Indicative Contents History of discovery and climbing Facts and figures Geology and Geomorphology Route Maps Reasons to climb Climbing stories Chronicles of the fallen  Preparations Best time to climb What to wear How to climb What you can see from the summit Things to do at the summit Climbing Trivia Selected climbs and hikes in central Australia
Hoping to hit the internet book shelves in time for Christmas 2018.  In the meantime wishing everyone a Merry Christmas and Happy New Year.  I just want one thing in my Christmas stocking: a ban of the ban!

A pictorial response to arguments against climbing Ayers Rock

A pictorial response to arguments against climbing Ayers RockIt's too dangerous Group of women aged 19-70 climb Ayers Rock as part of the 1957 Petticoat Safari.

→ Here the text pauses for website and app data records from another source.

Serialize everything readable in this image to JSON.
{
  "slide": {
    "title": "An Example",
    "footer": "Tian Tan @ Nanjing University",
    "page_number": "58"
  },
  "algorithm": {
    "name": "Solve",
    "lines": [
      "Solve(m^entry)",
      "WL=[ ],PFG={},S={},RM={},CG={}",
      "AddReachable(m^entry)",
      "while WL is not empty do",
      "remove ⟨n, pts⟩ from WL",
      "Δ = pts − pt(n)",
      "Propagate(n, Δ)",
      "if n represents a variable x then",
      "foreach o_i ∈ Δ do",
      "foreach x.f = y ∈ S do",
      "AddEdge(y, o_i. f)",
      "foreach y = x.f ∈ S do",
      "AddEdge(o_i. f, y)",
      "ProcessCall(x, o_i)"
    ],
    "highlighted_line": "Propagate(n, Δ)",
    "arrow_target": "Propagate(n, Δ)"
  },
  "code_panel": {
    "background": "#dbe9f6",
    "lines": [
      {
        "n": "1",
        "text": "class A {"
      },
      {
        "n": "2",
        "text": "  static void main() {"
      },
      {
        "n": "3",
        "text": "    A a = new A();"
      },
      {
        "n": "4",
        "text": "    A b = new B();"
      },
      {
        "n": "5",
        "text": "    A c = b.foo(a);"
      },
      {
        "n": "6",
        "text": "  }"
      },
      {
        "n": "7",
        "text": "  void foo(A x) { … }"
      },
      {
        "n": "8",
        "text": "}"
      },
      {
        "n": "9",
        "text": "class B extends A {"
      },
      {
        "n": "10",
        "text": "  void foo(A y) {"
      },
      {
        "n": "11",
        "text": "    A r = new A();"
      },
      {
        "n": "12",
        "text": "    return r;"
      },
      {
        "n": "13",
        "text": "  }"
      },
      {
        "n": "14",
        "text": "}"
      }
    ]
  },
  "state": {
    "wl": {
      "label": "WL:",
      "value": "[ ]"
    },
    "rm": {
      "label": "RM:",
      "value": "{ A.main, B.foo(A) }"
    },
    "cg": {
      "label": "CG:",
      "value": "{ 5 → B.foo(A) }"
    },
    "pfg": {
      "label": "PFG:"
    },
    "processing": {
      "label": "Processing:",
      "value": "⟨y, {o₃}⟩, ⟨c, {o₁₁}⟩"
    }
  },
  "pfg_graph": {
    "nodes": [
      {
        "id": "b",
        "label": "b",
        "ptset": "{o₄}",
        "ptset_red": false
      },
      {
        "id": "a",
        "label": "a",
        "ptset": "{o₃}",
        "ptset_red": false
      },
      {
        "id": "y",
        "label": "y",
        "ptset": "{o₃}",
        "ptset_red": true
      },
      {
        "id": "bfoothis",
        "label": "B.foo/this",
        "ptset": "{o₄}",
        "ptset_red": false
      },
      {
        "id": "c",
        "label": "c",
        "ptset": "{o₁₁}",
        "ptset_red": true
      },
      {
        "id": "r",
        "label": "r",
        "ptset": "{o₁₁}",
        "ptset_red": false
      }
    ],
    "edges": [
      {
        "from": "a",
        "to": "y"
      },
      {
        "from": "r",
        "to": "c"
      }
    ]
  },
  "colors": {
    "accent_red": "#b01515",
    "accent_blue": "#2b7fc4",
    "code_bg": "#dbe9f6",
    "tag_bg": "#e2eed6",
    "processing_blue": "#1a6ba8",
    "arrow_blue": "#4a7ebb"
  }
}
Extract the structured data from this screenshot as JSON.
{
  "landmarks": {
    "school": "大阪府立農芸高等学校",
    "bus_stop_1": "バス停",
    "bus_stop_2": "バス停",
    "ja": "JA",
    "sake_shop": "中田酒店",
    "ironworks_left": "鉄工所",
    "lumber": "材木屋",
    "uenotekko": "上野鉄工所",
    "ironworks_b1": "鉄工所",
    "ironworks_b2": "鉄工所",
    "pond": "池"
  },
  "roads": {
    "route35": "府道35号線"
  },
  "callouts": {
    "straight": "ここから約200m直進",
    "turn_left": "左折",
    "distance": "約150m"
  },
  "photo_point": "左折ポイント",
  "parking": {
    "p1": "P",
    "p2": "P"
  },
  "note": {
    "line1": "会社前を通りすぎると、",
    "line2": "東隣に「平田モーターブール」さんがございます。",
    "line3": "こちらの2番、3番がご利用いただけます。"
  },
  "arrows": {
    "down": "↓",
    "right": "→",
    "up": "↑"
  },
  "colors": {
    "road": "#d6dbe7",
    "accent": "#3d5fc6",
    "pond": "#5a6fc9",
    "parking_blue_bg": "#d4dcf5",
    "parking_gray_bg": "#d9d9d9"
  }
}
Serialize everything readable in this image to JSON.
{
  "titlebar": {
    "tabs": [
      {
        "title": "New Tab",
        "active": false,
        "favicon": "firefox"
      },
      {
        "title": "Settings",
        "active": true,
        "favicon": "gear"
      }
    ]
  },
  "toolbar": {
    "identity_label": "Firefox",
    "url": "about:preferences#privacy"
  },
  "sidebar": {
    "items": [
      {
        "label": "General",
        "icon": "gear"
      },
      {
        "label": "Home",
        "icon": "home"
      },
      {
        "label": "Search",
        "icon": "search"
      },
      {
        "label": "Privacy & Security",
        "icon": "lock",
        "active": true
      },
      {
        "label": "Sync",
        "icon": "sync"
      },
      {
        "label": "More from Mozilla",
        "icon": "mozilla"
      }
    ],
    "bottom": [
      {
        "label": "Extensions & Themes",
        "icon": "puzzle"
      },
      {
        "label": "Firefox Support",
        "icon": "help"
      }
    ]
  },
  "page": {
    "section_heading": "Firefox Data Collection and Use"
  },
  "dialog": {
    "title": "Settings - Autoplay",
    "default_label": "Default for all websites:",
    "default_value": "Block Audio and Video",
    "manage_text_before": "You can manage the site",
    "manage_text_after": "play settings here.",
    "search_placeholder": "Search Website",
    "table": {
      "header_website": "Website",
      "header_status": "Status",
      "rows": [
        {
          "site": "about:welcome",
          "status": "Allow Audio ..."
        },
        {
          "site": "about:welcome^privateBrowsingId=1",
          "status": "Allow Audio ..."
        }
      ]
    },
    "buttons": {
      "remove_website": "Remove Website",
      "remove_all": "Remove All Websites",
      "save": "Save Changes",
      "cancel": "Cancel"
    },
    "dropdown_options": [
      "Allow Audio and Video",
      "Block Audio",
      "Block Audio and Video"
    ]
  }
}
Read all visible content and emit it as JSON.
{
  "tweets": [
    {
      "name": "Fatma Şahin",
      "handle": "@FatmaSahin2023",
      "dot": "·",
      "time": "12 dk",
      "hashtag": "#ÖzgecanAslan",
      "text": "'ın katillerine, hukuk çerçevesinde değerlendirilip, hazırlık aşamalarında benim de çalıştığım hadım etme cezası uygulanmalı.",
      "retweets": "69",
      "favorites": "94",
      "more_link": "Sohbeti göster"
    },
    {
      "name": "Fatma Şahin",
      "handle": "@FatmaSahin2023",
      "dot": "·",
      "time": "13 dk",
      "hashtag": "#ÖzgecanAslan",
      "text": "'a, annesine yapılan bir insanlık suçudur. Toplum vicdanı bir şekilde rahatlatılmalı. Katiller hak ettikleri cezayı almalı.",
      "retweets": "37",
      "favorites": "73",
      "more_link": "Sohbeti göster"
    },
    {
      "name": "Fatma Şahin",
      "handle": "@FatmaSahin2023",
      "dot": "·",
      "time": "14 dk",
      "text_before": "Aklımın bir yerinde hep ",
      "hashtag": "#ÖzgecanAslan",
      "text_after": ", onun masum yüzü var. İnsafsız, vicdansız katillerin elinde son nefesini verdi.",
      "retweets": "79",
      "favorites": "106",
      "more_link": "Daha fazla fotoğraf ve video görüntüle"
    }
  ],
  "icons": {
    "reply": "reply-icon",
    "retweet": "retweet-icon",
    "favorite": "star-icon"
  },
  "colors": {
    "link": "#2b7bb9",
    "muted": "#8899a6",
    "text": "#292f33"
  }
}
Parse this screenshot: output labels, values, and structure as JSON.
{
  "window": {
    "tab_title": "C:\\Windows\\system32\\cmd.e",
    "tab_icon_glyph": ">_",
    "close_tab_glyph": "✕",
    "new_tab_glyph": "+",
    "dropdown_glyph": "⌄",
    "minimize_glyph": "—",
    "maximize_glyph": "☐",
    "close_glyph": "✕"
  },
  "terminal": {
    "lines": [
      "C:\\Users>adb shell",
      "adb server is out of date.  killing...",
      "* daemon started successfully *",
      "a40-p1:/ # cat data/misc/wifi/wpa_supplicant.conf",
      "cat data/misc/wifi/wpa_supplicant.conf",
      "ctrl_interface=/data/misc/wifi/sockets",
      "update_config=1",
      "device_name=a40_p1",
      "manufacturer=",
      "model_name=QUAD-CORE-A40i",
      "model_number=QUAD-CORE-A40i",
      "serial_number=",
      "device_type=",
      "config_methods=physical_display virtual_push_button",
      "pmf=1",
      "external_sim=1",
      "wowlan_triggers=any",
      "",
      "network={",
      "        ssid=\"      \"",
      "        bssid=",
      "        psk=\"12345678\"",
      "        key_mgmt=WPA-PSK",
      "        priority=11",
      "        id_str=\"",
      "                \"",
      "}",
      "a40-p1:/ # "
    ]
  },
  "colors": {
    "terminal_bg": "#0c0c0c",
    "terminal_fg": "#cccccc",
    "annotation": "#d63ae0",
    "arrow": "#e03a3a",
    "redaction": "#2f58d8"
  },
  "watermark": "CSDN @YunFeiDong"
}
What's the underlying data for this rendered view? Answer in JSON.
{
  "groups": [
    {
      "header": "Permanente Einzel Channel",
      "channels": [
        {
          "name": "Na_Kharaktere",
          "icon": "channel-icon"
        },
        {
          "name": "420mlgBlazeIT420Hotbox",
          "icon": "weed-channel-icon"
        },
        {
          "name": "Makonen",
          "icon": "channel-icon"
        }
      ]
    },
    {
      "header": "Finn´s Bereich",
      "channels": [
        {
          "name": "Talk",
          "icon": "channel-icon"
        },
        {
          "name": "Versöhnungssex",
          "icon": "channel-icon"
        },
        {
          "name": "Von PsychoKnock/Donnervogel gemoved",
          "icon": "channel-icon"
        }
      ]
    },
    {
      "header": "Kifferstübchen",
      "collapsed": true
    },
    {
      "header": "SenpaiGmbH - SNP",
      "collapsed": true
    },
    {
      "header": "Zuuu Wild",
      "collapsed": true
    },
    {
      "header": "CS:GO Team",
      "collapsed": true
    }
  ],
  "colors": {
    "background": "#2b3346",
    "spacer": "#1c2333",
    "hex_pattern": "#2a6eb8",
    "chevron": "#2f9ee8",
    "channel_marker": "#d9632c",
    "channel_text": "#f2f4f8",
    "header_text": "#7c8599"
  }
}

This was prior to the chains being installed. Since the 1950s over 6,000,000 people of all ages have climbed the rock. In that time there have been a reported 36 deaths mainly heart attacks to older men, not acclimatised to the heat of central Australia. If you are fit and healthy and stick to the marked path climbing Ayers Rock is an exhilarating adventure but a decidedly low risk activity.

Here's Arthur Groom's take on the climbing options: extract from I saw a strange land
Various writers have described Ayers Rock as difficult of ascent, when in reality it is a trained mountaineer's job on the east-south-east corner, a rough and steep scramble up at least two places on its southern side, and nothing else but a strenuous and spectacular uphill walk on its western side It’s a Sacred Site, climbing is disrespect…

The Ban on Climbing Ayers Rock is Immoral and Illegal

The Ban on Climbing Ayers Rock is Immoral and IllegalQuadrant Magazine have placed my recent article online outlining reasons the ban on climbing Ayers Rock is immoral and illegal.

Claims that Aborigines never ascend the monolith are false and the highly sacred nature of the route a recent invention. The cultural-heritage significance of the climb to both Anangu and millions of non-Aboriginal visitors is something that should be celebrated and maintained, not discouraged and condemned.

Read the Article at Quadrant.
“In the realm of ideas there has been no better publication in Australia over the last fifty years than Quadrant magazine.”
— Former Prime Minister John Howard